EXERCISE DIRECTIONS
Should the word "pogu" occur in a line of the records, copy that line.

SUPPLIED INFORMATION
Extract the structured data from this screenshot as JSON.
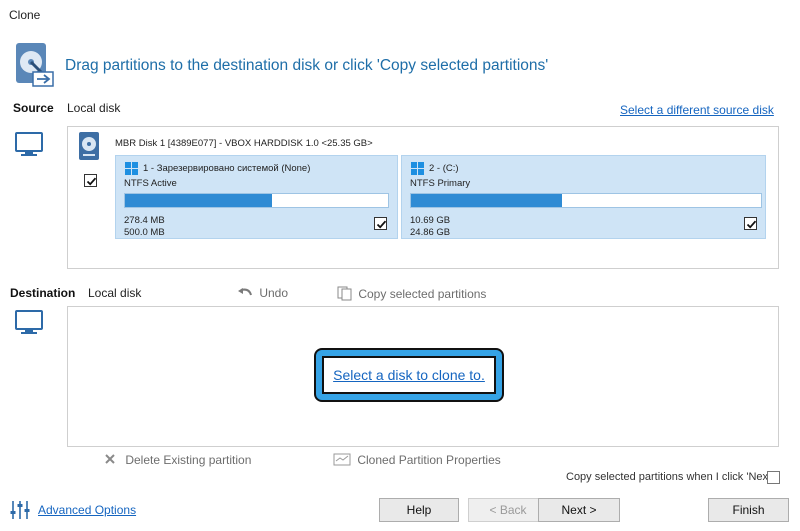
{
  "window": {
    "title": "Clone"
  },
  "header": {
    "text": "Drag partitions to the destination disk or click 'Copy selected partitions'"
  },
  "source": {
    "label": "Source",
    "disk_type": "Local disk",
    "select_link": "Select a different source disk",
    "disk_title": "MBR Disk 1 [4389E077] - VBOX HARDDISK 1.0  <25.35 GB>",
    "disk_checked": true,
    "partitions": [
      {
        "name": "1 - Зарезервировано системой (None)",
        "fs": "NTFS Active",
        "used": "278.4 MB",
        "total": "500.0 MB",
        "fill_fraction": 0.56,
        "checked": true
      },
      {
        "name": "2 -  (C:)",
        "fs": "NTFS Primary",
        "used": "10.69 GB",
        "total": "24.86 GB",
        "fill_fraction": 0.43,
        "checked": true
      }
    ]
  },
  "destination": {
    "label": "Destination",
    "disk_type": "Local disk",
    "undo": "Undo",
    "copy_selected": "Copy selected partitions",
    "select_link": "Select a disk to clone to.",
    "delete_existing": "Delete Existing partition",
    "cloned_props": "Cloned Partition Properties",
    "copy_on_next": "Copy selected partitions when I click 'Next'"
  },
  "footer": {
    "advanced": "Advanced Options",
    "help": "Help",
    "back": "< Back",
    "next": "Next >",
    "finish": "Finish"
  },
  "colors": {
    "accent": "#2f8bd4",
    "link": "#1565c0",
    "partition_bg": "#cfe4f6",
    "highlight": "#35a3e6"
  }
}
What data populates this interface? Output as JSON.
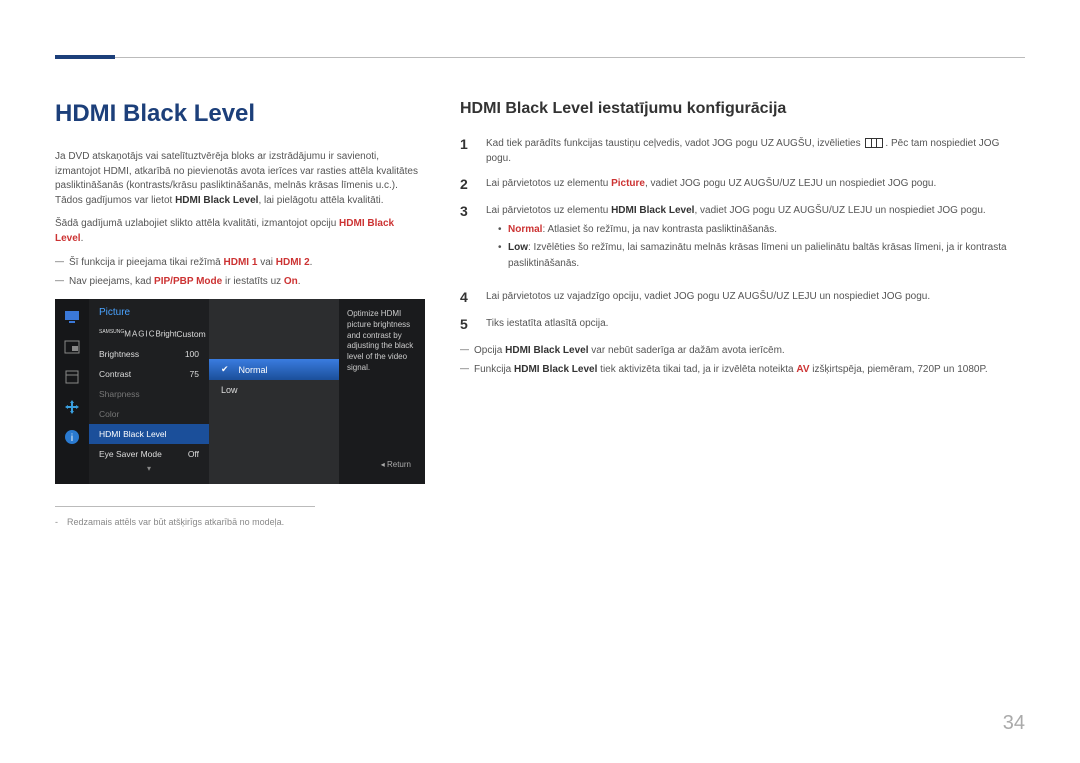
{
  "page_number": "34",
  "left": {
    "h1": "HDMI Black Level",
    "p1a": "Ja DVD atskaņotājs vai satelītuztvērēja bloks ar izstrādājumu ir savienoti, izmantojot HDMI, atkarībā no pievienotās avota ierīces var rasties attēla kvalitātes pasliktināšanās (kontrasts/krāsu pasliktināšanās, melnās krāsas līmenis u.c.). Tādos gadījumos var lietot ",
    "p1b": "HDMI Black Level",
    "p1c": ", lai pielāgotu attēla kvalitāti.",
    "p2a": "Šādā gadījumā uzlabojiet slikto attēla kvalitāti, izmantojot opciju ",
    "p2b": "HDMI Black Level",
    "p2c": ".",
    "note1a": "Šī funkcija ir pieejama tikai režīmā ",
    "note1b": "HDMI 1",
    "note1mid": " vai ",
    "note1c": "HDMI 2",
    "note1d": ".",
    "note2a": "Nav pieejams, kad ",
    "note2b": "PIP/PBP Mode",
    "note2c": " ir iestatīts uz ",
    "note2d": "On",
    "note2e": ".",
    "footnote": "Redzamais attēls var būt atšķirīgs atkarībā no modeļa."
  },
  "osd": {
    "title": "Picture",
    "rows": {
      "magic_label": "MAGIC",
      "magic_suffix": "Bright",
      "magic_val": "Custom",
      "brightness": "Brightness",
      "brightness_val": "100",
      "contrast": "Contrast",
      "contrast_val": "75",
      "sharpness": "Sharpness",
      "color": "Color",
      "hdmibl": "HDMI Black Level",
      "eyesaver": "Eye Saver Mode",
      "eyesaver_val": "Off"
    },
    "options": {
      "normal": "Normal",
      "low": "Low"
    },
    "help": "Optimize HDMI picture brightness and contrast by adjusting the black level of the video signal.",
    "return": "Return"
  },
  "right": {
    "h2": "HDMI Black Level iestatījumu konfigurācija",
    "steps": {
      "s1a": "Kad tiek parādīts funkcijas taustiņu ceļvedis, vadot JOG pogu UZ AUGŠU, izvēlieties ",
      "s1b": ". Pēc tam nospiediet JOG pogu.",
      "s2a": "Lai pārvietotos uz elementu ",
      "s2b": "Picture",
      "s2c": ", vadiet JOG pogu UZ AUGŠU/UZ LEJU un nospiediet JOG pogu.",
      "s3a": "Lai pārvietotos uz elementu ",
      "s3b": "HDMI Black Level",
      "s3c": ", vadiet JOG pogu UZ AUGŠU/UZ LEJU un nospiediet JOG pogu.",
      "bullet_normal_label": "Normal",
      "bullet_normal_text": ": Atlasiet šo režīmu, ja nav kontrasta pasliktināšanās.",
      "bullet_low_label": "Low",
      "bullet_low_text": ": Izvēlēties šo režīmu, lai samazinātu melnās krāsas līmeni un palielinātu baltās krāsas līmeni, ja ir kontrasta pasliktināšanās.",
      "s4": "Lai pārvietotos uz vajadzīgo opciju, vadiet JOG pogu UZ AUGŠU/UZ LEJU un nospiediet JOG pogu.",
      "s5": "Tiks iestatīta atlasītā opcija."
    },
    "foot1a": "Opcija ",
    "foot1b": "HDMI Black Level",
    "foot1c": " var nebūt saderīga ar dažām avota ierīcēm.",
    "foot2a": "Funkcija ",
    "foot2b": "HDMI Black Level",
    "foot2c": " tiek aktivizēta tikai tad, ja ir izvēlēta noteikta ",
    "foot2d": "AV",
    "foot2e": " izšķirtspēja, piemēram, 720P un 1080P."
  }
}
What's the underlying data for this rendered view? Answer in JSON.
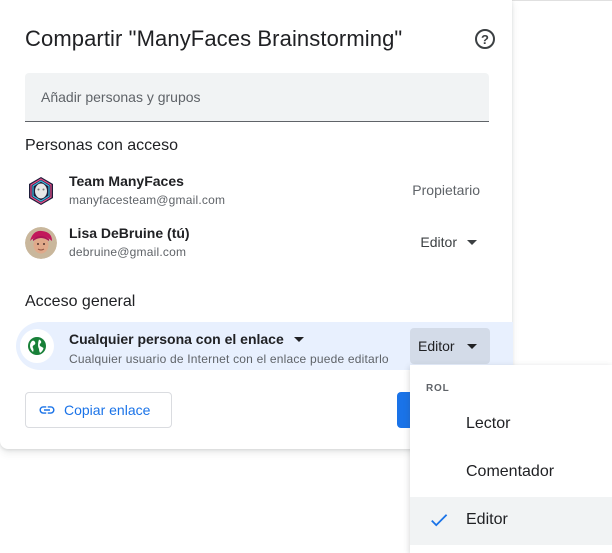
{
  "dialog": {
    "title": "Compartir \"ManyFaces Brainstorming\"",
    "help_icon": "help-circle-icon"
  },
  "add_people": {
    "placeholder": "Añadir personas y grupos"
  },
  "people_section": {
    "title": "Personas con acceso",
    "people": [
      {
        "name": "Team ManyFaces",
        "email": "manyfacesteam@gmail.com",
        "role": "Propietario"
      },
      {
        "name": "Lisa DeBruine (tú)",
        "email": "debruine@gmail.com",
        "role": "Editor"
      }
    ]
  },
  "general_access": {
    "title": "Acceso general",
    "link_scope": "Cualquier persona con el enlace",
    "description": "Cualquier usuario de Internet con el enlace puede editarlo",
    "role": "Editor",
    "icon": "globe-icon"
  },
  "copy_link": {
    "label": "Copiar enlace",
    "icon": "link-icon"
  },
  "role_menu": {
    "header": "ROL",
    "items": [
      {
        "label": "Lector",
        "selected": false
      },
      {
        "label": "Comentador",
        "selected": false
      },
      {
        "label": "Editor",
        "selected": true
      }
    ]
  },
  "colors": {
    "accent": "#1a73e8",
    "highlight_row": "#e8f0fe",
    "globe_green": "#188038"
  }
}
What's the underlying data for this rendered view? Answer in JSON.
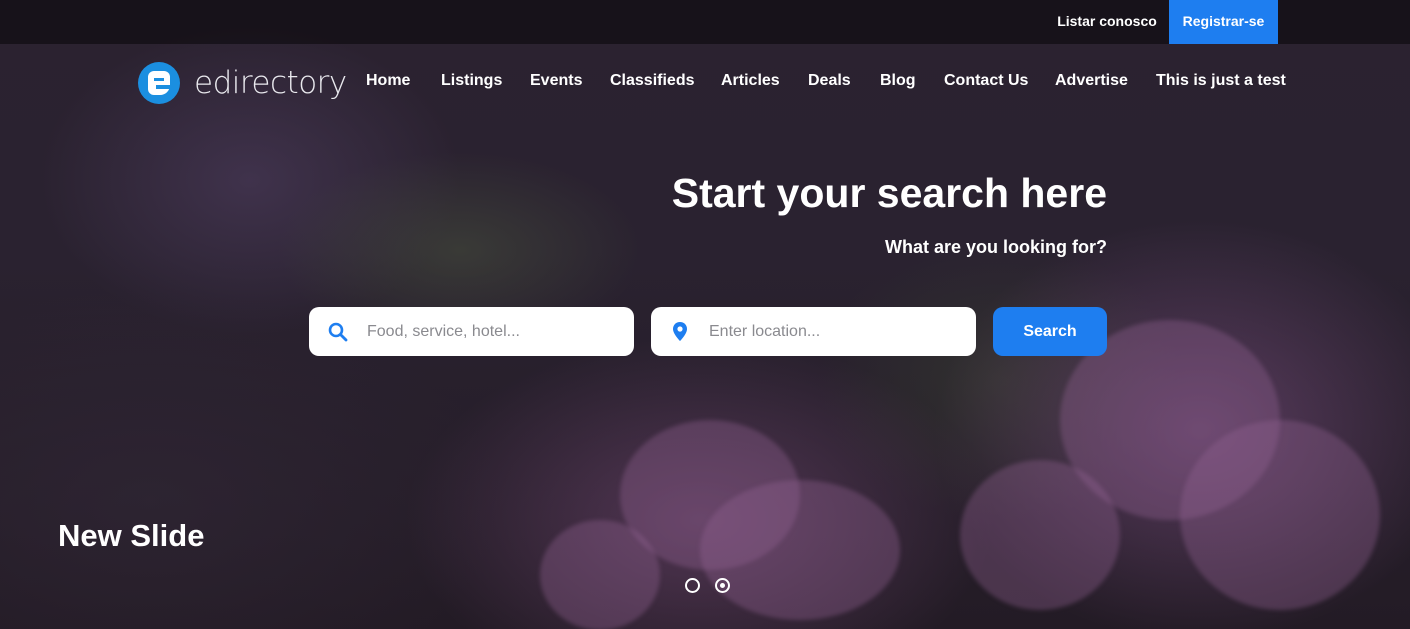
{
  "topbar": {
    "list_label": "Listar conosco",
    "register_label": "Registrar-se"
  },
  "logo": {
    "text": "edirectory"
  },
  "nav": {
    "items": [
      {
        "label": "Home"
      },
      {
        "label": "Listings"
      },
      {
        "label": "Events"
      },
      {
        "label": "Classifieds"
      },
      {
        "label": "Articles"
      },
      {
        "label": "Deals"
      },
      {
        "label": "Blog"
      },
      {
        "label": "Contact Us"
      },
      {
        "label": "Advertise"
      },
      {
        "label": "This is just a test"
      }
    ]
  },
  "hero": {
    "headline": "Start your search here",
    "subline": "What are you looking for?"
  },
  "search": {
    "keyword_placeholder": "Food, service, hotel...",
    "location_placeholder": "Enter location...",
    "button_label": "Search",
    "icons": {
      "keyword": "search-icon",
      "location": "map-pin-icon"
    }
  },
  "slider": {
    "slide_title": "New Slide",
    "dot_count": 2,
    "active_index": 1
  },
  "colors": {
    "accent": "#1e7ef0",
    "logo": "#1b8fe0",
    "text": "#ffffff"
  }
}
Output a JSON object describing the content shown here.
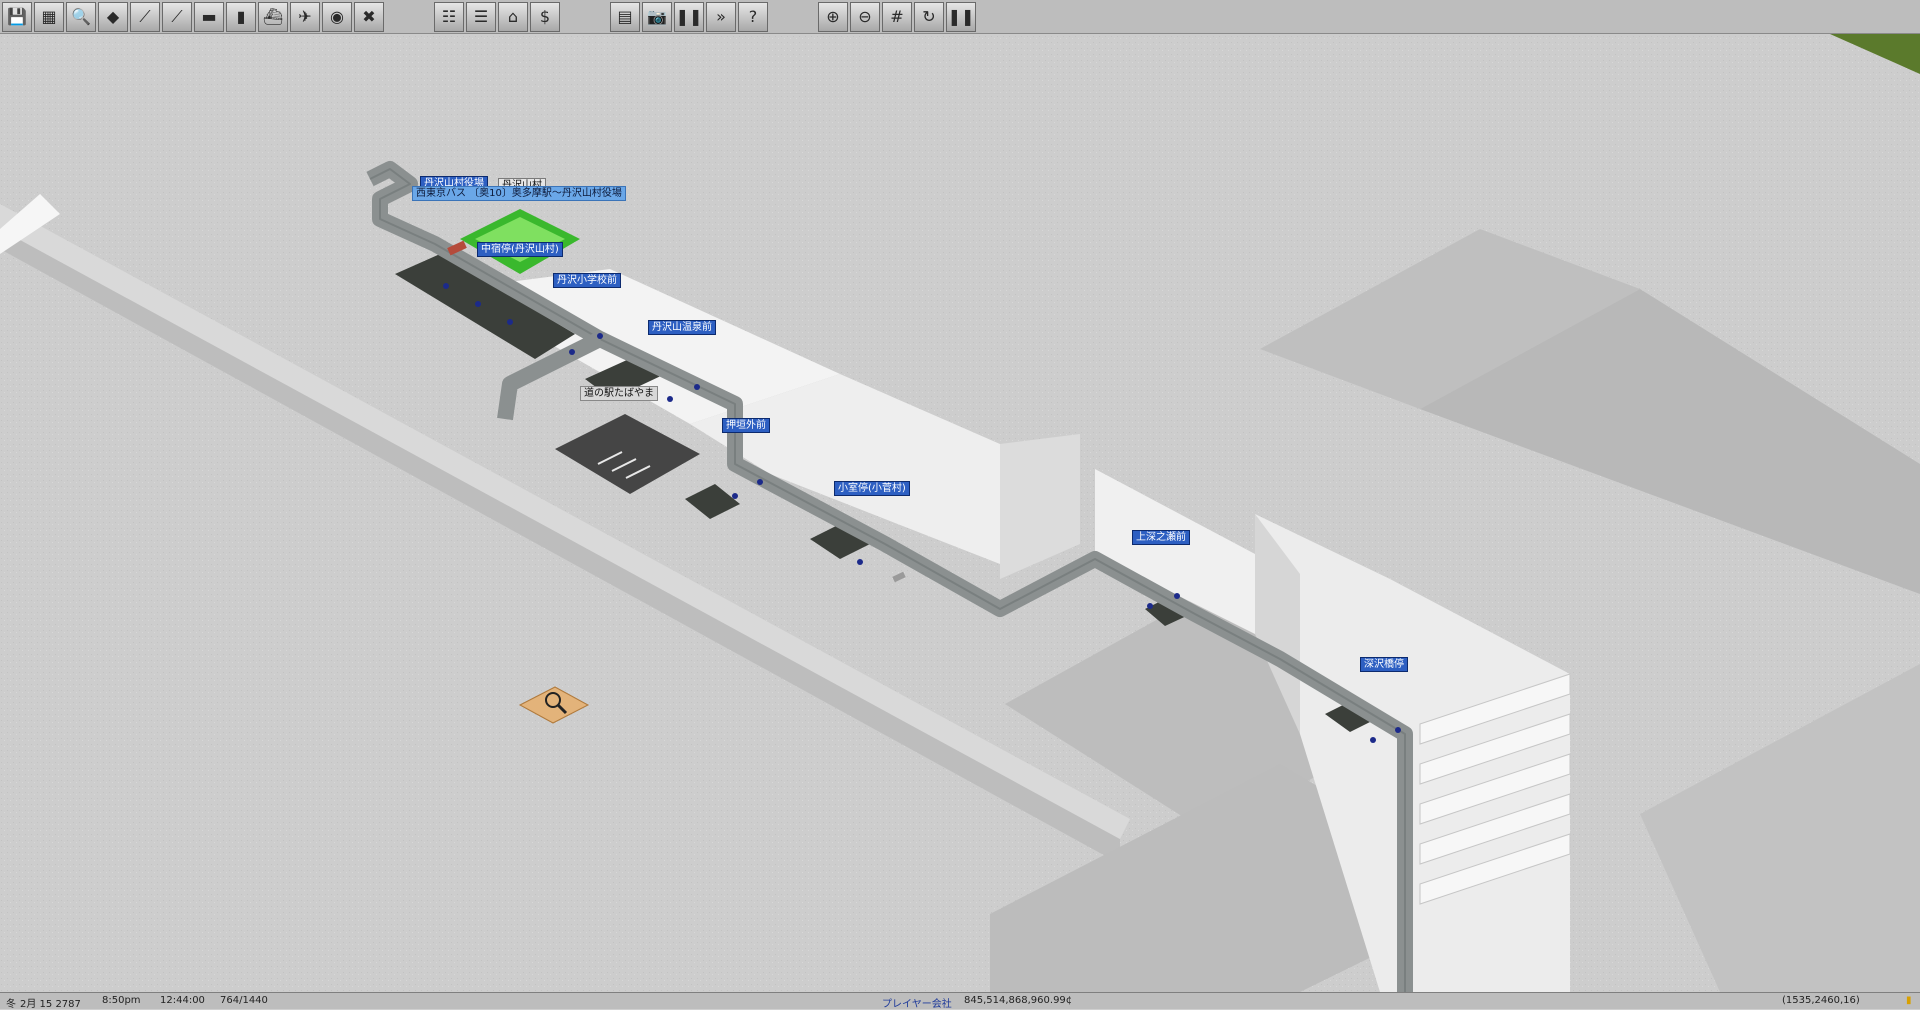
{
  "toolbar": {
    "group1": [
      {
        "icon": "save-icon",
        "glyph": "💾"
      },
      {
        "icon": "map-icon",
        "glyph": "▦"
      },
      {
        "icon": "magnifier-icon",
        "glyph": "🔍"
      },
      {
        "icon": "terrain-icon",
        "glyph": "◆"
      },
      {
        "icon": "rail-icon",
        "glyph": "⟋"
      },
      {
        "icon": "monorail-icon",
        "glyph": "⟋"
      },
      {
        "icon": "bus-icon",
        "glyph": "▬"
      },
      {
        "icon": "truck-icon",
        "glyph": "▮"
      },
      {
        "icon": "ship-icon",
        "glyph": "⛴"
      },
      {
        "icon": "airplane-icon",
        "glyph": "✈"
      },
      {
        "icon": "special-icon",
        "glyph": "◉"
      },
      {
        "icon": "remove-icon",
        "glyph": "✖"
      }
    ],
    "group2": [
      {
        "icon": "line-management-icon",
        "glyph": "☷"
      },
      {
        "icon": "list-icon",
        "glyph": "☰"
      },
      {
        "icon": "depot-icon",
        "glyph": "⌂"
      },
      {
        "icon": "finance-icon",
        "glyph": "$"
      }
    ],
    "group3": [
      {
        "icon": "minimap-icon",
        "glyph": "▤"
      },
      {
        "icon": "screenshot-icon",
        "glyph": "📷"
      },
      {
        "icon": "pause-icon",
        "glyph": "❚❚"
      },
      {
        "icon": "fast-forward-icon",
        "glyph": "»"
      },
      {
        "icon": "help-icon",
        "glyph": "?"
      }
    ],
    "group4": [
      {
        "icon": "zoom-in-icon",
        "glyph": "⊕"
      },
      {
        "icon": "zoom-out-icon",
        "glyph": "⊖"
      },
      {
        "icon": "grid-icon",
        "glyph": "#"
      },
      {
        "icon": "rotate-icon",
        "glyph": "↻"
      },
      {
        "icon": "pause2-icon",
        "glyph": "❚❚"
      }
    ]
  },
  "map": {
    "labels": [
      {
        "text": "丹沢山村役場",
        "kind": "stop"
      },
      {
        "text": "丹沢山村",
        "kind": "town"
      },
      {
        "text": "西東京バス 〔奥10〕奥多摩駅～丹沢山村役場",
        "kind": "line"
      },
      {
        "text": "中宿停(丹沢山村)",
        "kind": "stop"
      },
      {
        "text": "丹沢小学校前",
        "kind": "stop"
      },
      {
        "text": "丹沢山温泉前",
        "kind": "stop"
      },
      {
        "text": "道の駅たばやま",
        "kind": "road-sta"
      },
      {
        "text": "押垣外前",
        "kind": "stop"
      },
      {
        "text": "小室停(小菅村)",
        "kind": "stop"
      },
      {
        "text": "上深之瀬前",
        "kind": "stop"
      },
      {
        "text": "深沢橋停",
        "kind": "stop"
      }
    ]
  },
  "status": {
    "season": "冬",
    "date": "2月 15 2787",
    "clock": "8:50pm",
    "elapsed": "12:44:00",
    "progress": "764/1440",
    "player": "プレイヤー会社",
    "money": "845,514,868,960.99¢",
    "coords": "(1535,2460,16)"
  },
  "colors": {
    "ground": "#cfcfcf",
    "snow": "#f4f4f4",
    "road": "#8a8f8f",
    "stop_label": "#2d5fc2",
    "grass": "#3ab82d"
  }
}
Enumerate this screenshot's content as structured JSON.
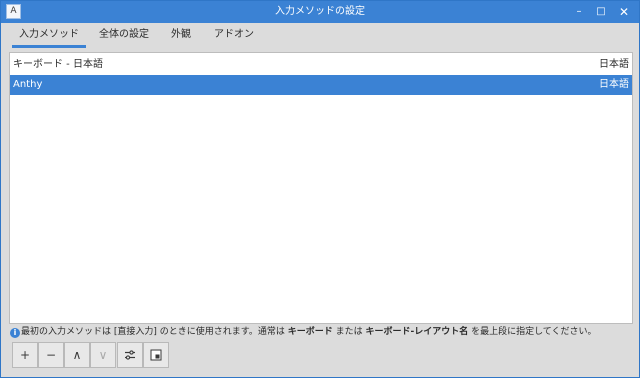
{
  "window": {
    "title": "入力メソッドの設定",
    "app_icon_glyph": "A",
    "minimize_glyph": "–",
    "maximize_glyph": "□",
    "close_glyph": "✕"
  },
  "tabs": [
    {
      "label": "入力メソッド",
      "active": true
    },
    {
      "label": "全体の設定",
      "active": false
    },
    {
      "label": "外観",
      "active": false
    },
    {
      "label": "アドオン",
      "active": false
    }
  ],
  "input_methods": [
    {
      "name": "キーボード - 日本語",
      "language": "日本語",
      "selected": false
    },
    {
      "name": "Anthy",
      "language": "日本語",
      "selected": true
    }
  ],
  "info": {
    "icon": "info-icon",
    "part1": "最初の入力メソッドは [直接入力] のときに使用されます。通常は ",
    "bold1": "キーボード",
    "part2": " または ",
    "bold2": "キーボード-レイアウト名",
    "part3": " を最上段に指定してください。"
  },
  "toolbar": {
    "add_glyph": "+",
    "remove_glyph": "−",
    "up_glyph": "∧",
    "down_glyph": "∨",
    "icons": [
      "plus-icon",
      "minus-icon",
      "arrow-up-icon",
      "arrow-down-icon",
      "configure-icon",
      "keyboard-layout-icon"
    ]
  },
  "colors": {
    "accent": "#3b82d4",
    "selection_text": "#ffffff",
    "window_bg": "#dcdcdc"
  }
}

TASK ANSWER
      "s1a": "Kad tiek parādīts funkcijas taustiņu ceļvedis, vadot JOG pogu UZ AUGŠU, izvēlieties ",
      "s1b": ". Pēc tam nospiediet JOG pogu.",
      "s2c": ", vadiet JOG pogu UZ AUGŠU/UZ LEJU un nospiediet JOG pogu.",
      "s3c": ", vadiet JOG pogu UZ AUGŠU/UZ LEJU un nospiediet JOG pogu.",
      "s4": "Lai pārvietotos uz vajadzīgo opciju, vadiet JOG pogu UZ AUGŠU/UZ LEJU un nospiediet JOG pogu.",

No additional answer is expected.